As the U.S. continues to seek a peaceful resolution to years of fighting in Afghanistan, American forces are nearing 20 years in the war-torn country. The U.S. still has more than 10,000 troops in Afghanistan.
Many of the U.S. forces who have served and continue to serve there are in the National Guard or Reserves — among them, Lt. Cmdr. Roger Reinert of Duluth, who is in the Naval Reserve and has spent much of the past year in Kabul.
Reinert is a former Minnesota state representative and senator; he also served as a Duluth city councilor. He had been going to law school on weekends before his deployment; he said he'll take the bar exam when he returns to Minnesota.
Reinert spoke with MPR's John Wanamaker as he was preparing for the end of his deployment as a public affairs officer.
As you near the end of your deployment, what's going through your mind?
"I'm ready for it to be done. I'm proud to have taken my turn; I think anyone who's in active-duty Guard or Reserve these days knows that that's just going to be a part of your career. ... But it's hard. I've been here for nine months; we work 12-plus hour days, every day. It just wears you out.
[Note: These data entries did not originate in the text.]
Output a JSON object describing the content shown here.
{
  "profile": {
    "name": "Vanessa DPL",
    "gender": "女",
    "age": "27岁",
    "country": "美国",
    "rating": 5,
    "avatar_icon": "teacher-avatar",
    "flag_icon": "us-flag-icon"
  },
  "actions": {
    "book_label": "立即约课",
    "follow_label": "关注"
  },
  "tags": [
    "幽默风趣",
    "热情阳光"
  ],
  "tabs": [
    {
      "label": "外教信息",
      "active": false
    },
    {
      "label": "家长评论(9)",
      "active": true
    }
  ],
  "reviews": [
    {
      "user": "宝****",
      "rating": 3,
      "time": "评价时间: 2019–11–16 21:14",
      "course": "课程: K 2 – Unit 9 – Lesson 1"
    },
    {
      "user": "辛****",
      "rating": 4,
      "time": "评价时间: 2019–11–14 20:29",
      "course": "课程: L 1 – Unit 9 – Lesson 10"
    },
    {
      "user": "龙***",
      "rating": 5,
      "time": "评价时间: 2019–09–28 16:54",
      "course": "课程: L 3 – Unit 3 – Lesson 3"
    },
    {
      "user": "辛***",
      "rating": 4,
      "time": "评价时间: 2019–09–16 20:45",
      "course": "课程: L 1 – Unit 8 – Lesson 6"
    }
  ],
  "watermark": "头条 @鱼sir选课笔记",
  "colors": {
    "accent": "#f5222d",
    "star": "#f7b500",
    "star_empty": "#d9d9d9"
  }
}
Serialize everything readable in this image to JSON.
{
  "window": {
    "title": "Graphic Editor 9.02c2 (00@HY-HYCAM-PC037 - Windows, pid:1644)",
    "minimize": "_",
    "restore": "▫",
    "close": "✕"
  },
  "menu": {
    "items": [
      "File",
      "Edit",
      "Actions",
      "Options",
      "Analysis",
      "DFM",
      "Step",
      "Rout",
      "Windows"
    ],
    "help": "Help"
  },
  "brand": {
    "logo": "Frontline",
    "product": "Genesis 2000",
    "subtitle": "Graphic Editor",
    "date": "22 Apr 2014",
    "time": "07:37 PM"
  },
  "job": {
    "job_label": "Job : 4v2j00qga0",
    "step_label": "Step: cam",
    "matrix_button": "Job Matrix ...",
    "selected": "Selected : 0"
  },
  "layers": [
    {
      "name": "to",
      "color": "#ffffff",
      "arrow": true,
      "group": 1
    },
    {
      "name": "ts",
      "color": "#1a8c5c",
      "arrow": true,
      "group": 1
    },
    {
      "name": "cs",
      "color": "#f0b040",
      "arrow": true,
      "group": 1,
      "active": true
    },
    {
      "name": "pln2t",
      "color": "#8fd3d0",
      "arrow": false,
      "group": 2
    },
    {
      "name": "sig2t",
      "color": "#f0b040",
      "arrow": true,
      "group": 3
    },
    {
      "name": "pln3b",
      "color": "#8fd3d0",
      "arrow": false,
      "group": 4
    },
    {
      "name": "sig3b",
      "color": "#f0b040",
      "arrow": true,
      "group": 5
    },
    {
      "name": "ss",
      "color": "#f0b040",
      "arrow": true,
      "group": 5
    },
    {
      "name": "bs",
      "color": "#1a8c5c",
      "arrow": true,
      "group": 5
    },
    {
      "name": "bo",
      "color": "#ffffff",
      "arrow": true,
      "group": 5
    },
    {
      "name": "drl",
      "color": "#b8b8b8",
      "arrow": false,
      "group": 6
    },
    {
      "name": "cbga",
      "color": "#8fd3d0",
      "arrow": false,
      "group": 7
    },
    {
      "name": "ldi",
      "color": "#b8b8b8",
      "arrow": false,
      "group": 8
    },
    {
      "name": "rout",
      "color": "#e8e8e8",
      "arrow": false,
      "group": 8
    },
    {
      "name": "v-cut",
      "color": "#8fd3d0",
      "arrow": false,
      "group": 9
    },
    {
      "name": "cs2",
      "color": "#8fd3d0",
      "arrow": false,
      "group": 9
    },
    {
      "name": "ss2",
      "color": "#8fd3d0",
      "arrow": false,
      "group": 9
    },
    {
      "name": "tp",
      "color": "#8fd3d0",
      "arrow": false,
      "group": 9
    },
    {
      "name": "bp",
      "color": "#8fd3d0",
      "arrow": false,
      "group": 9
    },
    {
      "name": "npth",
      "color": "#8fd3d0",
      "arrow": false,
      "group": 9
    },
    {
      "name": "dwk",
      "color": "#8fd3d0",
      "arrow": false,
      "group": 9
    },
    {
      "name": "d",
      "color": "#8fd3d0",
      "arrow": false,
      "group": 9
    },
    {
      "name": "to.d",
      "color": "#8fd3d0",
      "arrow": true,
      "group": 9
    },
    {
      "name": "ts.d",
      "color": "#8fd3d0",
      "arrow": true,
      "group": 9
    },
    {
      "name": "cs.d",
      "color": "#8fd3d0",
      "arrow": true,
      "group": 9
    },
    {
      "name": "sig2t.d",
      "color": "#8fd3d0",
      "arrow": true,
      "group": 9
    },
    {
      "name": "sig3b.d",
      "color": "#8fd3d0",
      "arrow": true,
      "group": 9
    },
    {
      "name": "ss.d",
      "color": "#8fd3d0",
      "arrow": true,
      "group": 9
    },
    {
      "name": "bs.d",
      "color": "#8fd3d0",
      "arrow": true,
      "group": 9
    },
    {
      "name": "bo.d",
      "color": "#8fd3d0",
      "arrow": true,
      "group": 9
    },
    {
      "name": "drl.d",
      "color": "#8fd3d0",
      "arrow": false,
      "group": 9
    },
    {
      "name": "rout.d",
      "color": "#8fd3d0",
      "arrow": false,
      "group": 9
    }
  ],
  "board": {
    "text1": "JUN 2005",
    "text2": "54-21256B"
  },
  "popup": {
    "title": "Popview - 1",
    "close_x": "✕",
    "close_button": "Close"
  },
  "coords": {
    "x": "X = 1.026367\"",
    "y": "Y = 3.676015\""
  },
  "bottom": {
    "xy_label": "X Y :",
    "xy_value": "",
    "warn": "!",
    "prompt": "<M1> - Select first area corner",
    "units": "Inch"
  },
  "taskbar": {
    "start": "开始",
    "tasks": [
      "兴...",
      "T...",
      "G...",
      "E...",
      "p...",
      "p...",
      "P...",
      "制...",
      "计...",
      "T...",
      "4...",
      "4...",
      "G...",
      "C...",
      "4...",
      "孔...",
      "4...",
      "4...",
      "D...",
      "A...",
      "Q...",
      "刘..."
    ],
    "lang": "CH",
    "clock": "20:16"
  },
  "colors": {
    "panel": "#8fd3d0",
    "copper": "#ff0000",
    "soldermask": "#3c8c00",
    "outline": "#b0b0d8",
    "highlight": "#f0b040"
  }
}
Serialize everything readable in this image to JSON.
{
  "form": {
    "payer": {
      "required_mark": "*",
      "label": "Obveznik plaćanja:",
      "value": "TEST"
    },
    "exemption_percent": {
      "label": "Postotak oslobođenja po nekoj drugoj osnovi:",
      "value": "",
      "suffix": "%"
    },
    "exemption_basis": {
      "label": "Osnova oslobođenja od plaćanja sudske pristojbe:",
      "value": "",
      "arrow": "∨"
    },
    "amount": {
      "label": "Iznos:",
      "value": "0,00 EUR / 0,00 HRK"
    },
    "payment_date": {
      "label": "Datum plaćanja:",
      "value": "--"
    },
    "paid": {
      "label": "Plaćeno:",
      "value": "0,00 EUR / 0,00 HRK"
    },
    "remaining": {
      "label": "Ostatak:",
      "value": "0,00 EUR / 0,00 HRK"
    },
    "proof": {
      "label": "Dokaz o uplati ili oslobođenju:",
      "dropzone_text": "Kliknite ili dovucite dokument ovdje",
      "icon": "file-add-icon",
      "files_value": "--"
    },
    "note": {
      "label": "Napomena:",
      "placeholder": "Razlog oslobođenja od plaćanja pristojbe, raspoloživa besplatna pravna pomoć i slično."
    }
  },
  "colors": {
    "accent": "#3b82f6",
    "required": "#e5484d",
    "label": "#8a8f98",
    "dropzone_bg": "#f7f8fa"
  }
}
You get toward the end of it, and I'm just perpetually exhausted."
"I think one of the hardest things for us is I'm an IA — an Individual Augmentee. So unlike a unit that deploys — there's no send-off event. ... My wife dropped me off in front of the terminal in Minneapolis, and I could get emotional now just thinking back — we just stood in traffic and held each other and cried. We knew it was going to be a year; we knew I was going to be in a dangerous place; and we didn't know what was going to happen. ... She's been a rock star. ... It's hard on us, but it's harder on the spouses, especially, that are left behind. She's had to do the job of two people. All the stuff I normally do like the finances, all of those sorts of things — that's now on her plate, as well as working full-time."
How is the transition going from U.S. and coalition forces to the Afghan government and military?
In about 2014 there was a transition from U.S. and coalition forces doing the bulk of the security work, to the Afghan forces taking that role. "They're struggling. When you work with the Afghans you can't help but admire their courage. They are taking the bulk of the hit from the war. 2018 was the deadliest year in Afghanistan since 2001. And oddly enough — the persistent peace talks have made it more deadly. The Taliban wants to come into the conversations with the upper hand, so the number of attacks have gone up in Kabul and throughout the country. And the (Afghan forces) — you've got soldiers and cops wondering what happens to them if there is some sort of deal with the Taliban, and that has raised what to us is the biggest concern, and that's green-on-blue — Afghans attacking American or coalition forces. ...
"A buddy who was here maybe four years ago talked about how, 'we'd just get into a car and we'd drive to the airport and we'd pick up a reporter.' You don't do that anymore. If I go somewhere in a vehicle, it's an organized ground movement with a convoy of several up-armored vehicles and a personal security detail. And we're nervous if we're in a traffic jam, because that's when somebody puts a sticky bomb on your vehicle. You're just a target. So typically, we take a helicopter everywhere."
Do you think people back in the U.S. have an idea of the hazards American troops are facing in Afghanistan?
"No. And I don't mean it in a negative way. I just know that people at home aren't tracking. And we talk about that. We all laugh... some people have a bad day and they'll be like, 'no one at home is paying attention.' Unfortunately unless U.S. service people are killed — that's what it takes after 18 years to (get people's attention). It's not even old news — it's just not news."
What do you expect when you get back?
After leaving Afghanistan, he's in Germany and then will spend several weeks in Norfolk, Va., before returning to Duluth. "I know I've got some friends and family that are going to be there, which is great. So there will be a little bit of a welcome home, and I'm looking forward to that. But then, honestly, it gets a little bit scary, because it's like — the next day, for everyone else, life is normal and life has been moving forward. But for me it's not normal and for me life has been on hold for a year and I don't know... But my wife is amazing and I've got great friends that I know will get me out, and we'll go for some runs. I just know I'm going to have to have time to kind of unpack this all. As one of my friends who was here a year ago said, he said it took him a year — he called it poison — to get the poison out of his system, all the negative things that came along with deployment. ...
"I think the biggest challenge, and I think this is a challenge a lot of veterans face, is finding people you can talk to that get it. A lot of people are sympathetic and they're appreciative, and that's genuine, and I don't discount that at all. But they have no reference point.
"What I hear a lot of veterans who have been here, specifically in Afghanistan, say, is, 'no one's going to get it. They're going to have no point of reference.' ... For me, I've got to find those people I can talk to and talk through it. Whether that's counseling with the VA or other friends who have been here. And I really hope just to do some talking about my experience. I'm going to put it out to friends and organizations at home — if you want an update, if you want to hear from someone who just came back, I'd love to talk about it. ... If I can help educate, if I can help people remember that we're still at war here, and that people are still dying, and that this is real — I will feel better about my experience, and that will be like therapy for me."